At the beginning of his career, Scott worked with Fred Saunders, with whom he had studied at the Isle of Man School of Art, which is also in Douglas. In May 1891, he was an art teacher. It was at the school of art that Scott and Archibald Knox became friends. He then left Saunders and set up his own business in 23 Athol Street, Douglas. In 1894, in an article in The Studio, he proposed a design having a high central hall with a galleried inglenook between the drawing and dining rooms and separated from them by folding screens. This hypothetical 'ideal house' brought in many commissions.[1]

Scott developed his own Arts and Crafts style however, which progressed towards a simple form of architecture, relying on truth to material and function, and on precise craftsmanship.
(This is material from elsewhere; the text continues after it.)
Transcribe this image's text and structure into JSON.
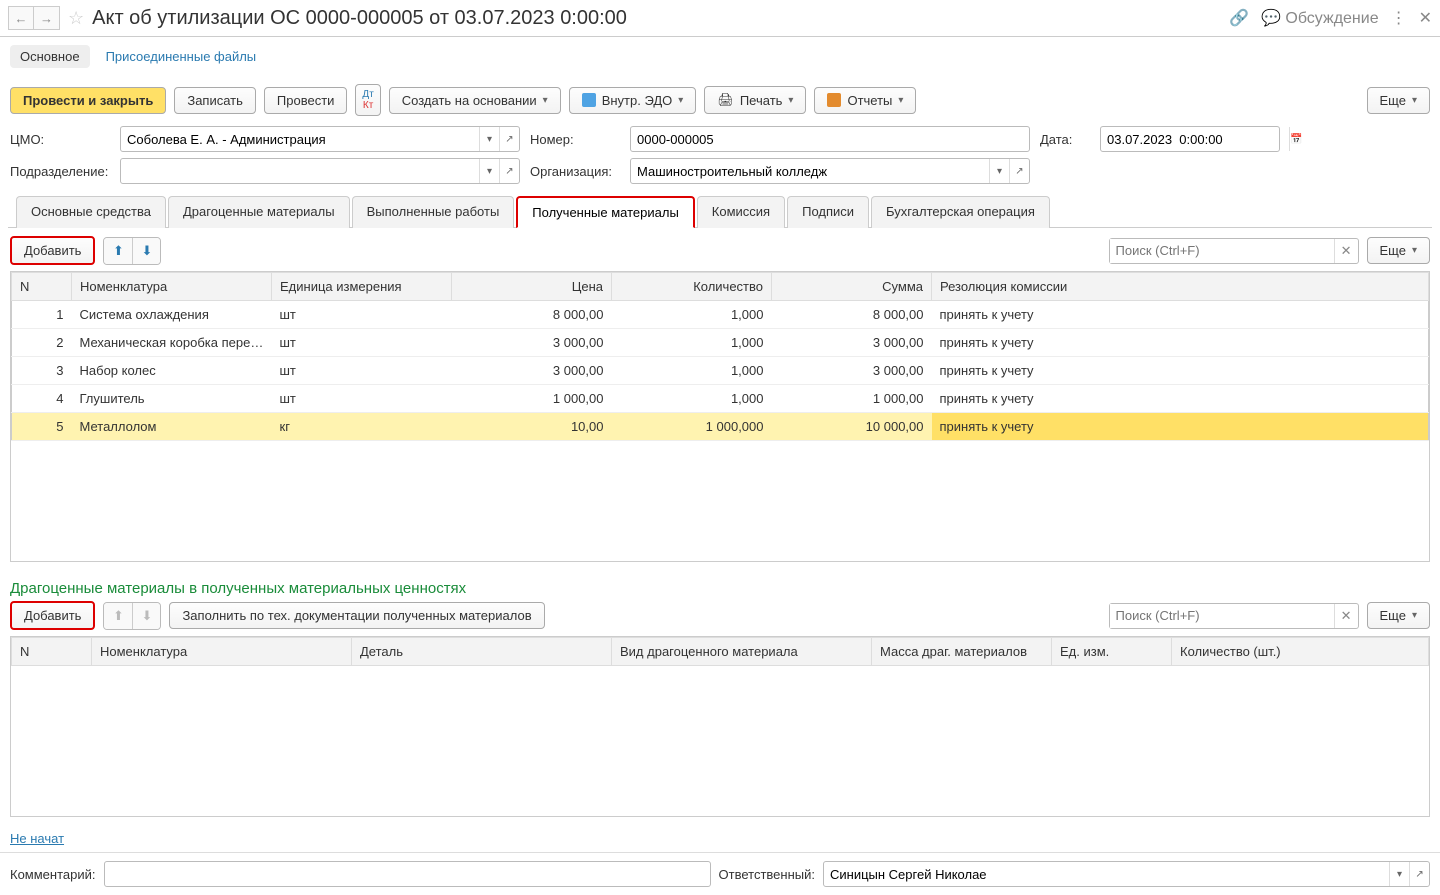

Scott was known for the work he put into both the exterior and the interior, and its decoration. He produced nearly 300 buildings over the course of his career.

Notable buildings[edit]

  • Groudle Glen Hotel, Groudle Glen, Isle of Man, 1893
  • Bexton Croft, Knutsford, Cheshire, 1896, Grade II* listed
  • Blackwell, Bowness, Cumbria, 1898–1900, Grade I listed
  • The White House, Helensburgh, Scotland, 1899, Category A
  • Home Close, Sibford Ferris, Oxfordshire, 1911
  • Snowshill Manor gardens, 1920-23
  • Oakhams, 1942
  • Red House, Isle of Man; Majestic Hotel, Onchan, Isle of Man
  • Woodbury Hollow, Loughton, Essex
  • Winscombe House, Crowborough, Sussex
  • Sandford House, Kilmany, Fife, Scotland, Category B
  • Majestic Hotel, Isle of Man (demolished)

Later life[edit]

Scott died at the Elm Grove Hospital (now Brighton General Hospital) in the Elm Grove area of Brighton. His gravestone in Edenbridge, Kent reads: "Nature he loved and next to nature art".

References[edit]

  1. ^ a b c Davey, Peter (1999) [1980]. Arts and Crafts Architecture. London: Phaidon. ISBN 0 7148 3711 3. 

External links[edit]